Everybody knows how punching and kicking work, but do you know what Frame Advantage is? How about how to perform a Frame Trap? If you get knocked down, do you know which defensive “Getup” moves to use to counter your opponent’s likely follow-up attack? Work your way through Mortal Kombat 11’s exhaustive tutorials and you’ll know all that and more.
I’ve been playing fighting games since there have been fighting games, but never so intensely that I’ve worried about things like how many fractions of a second it takes for my moves to start, deal damage, and recover. These are the sorts of things I imagine professional-level fighting game players worry about on a regular basis. I play against the computer, which is not exactly a challenging opponent. As long as I can string together some basic combos and block half the time, I’m good.
I might be a little better now that I’ve worked my way through Mortal Kombat 11’s vigorous tutorial gauntlet. It starts off simple enough. Movement and attacking. Blocking and throwing. Special moves. Basic combos. These are all things I know, but completing tutorial lessons rewards coins used to unlock treasure chests containing skins, fatalities, and other goodies in the game’s Krypt mode, so I continue.
Next we have advanced offense and defense. Canceling special moves, jump-in attacks, reversals, and more blocking techniques help round a player out. If you’re playing against the computer, these advanced techniques will come in handy. If you’re playing against a human opponent worth their salt, they are doubtlessly using them against you.
Then comes the Frame Data section. This is where it gets really deep, at least from my limited perspective. Here we learn about how moves literally tick. Each move has a beginning, middle and end. The beginning, known as its start-up, is how long an attack takes to execute. The middle is when the move is active and doing damage. The end is recovery, how many frames until the player is free to move again once an attack lands.

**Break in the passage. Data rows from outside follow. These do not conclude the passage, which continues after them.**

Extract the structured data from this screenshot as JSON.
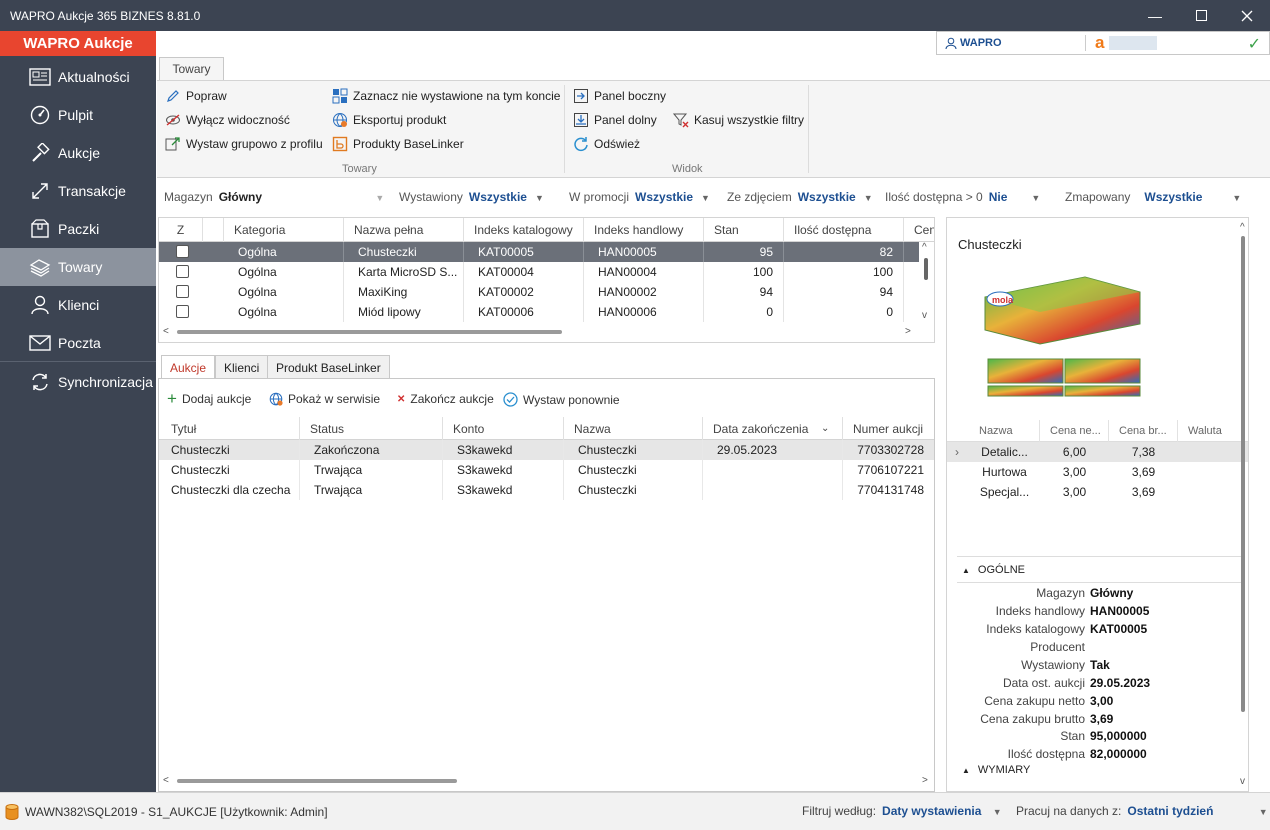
{
  "window": {
    "title": "WAPRO Aukcje 365 BIZNES 8.81.0"
  },
  "sidebar": {
    "brand": "WAPRO Aukcje",
    "items": [
      {
        "label": "Aktualności",
        "icon": "news-icon"
      },
      {
        "label": "Pulpit",
        "icon": "dashboard-icon"
      },
      {
        "label": "Aukcje",
        "icon": "gavel-icon"
      },
      {
        "label": "Transakcje",
        "icon": "transactions-icon"
      },
      {
        "label": "Paczki",
        "icon": "package-icon"
      },
      {
        "label": "Towary",
        "icon": "products-icon",
        "active": true
      },
      {
        "label": "Klienci",
        "icon": "user-icon"
      },
      {
        "label": "Poczta",
        "icon": "mail-icon"
      },
      {
        "label": "Synchronizacja",
        "icon": "sync-icon"
      }
    ]
  },
  "account": {
    "user": "WAPRO",
    "status": "✓"
  },
  "ribbon": {
    "tab": "Towary",
    "buttons": {
      "popraw": "Popraw",
      "wylacz": "Wyłącz widoczność",
      "wystaw_grupowo": "Wystaw grupowo z profilu",
      "zaznacz": "Zaznacz nie wystawione na tym koncie",
      "eksportuj": "Eksportuj produkt",
      "baselinker": "Produkty BaseLinker",
      "panel_boczny": "Panel boczny",
      "panel_dolny": "Panel dolny",
      "kasuj": "Kasuj wszystkie filtry",
      "odswiez": "Odśwież"
    },
    "groups": {
      "towary": "Towary",
      "widok": "Widok"
    }
  },
  "filters": {
    "magazyn_label": "Magazyn",
    "magazyn_value": "Główny",
    "wystawiony_label": "Wystawiony",
    "wystawiony_value": "Wszystkie",
    "promocja_label": "W promocji",
    "promocja_value": "Wszystkie",
    "zdjecie_label": "Ze zdjęciem",
    "zdjecie_value": "Wszystkie",
    "ilosc_label": "Ilość dostępna > 0",
    "ilosc_value": "Nie",
    "zmapowany_label": "Zmapowany",
    "zmapowany_value": "Wszystkie"
  },
  "products": {
    "columns": [
      "Z",
      "Kategoria",
      "Nazwa pełna",
      "Indeks katalogowy",
      "Indeks handlowy",
      "Stan",
      "Ilość dostępna",
      "Cen"
    ],
    "rows": [
      {
        "kategoria": "Ogólna",
        "nazwa": "Chusteczki",
        "kat": "KAT00005",
        "han": "HAN00005",
        "stan": "95",
        "ilosc": "82"
      },
      {
        "kategoria": "Ogólna",
        "nazwa": "Karta MicroSD S...",
        "kat": "KAT00004",
        "han": "HAN00004",
        "stan": "100",
        "ilosc": "100"
      },
      {
        "kategoria": "Ogólna",
        "nazwa": "MaxiKing",
        "kat": "KAT00002",
        "han": "HAN00002",
        "stan": "94",
        "ilosc": "94"
      },
      {
        "kategoria": "Ogólna",
        "nazwa": "Miód lipowy",
        "kat": "KAT00006",
        "han": "HAN00006",
        "stan": "0",
        "ilosc": "0"
      }
    ]
  },
  "bottom_tabs": [
    "Aukcje",
    "Klienci",
    "Produkt BaseLinker"
  ],
  "auction_toolbar": {
    "dodaj": "Dodaj aukcje",
    "pokaz": "Pokaż w serwisie",
    "zakoncz": "Zakończ aukcje",
    "wystaw": "Wystaw ponownie"
  },
  "auctions": {
    "columns": [
      "Tytuł",
      "Status",
      "Konto",
      "Nazwa",
      "Data zakończenia",
      "Numer aukcji"
    ],
    "rows": [
      {
        "tytul": "Chusteczki",
        "status": "Zakończona",
        "konto": "S3kawekd",
        "nazwa": "Chusteczki",
        "data": "29.05.2023",
        "numer": "7703302728"
      },
      {
        "tytul": "Chusteczki",
        "status": "Trwająca",
        "konto": "S3kawekd",
        "nazwa": "Chusteczki",
        "data": "",
        "numer": "7706107221"
      },
      {
        "tytul": "Chusteczki dla czecha",
        "status": "Trwająca",
        "konto": "S3kawekd",
        "nazwa": "Chusteczki",
        "data": "",
        "numer": "7704131748"
      }
    ]
  },
  "details": {
    "title": "Chusteczki",
    "image_brand": "mola",
    "price_columns": [
      "Nazwa",
      "Cena ne...",
      "Cena br...",
      "Waluta"
    ],
    "prices": [
      {
        "nazwa": "Detalic...",
        "netto": "6,00",
        "brutto": "7,38"
      },
      {
        "nazwa": "Hurtowa",
        "netto": "3,00",
        "brutto": "3,69"
      },
      {
        "nazwa": "Specjal...",
        "netto": "3,00",
        "brutto": "3,69"
      }
    ],
    "section_general": "OGÓLNE",
    "section_dimensions": "WYMIARY",
    "props": [
      {
        "k": "Magazyn",
        "v": "Główny"
      },
      {
        "k": "Indeks handlowy",
        "v": "HAN00005"
      },
      {
        "k": "Indeks katalogowy",
        "v": "KAT00005"
      },
      {
        "k": "Producent",
        "v": ""
      },
      {
        "k": "Wystawiony",
        "v": "Tak"
      },
      {
        "k": "Data ost. aukcji",
        "v": "29.05.2023"
      },
      {
        "k": "Cena zakupu netto",
        "v": "3,00"
      },
      {
        "k": "Cena zakupu brutto",
        "v": "3,69"
      },
      {
        "k": "Stan",
        "v": "95,000000"
      },
      {
        "k": "Ilość dostępna",
        "v": "82,000000"
      }
    ]
  },
  "statusbar": {
    "db": "WAWN382\\SQL2019 - S1_AUKCJE [Użytkownik: Admin]",
    "filter_label": "Filtruj według:",
    "filter_value": "Daty wystawienia",
    "work_label": "Pracuj na danych z:",
    "work_value": "Ostatni tydzień"
  },
  "colors": {
    "sidebar": "#3c4452",
    "brand": "#e8452f",
    "accent": "#1d4f91",
    "selected_row": "#6b7079"
  }
}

The tutorial lays all of this information out in a way that makes complete sense. Now I understand that an attack with a shorter start-up has an advantage over an attack with a longer one. From there I learned about hit advantage, which is how many frames an attacker can land faster than a defender upon execution of a move. Or attacks that are unsafe on block, which is when the defender will recover before the attacker should a move be blocked, giving them a chance to attack back. Now all the data that appears in the game’s pause-menu move list makes sense.
Knowledge of Frame Data leads to the final tier of tutorials. These teach players to build effective combos, utilize advantages when they appear, and apply pressure with blocks and attacks to take control of a match. We also learn about zoning, which is knowing where a specific character’s positional advantages lie and techniques for keeping an opponent at the proper distance.
All of this imparted knowledge culminates in the character-specific tutorials. Players can take each kombatant out for a spin, learning not only their signature moves, but how those moves work and what advantages they give. Check out Sub-Zero’s tutorial below to see what I mean.
Mortal Kombat 11’s tutorials have taught me so much. A lot of it is stuff I should have learned sooner, as a fighting game fan, but the information has never been presented so compellingly. Now I have a stronger working knowledge of how the game works, plus a shit-ton of coins to spend in the Krypt. Go me.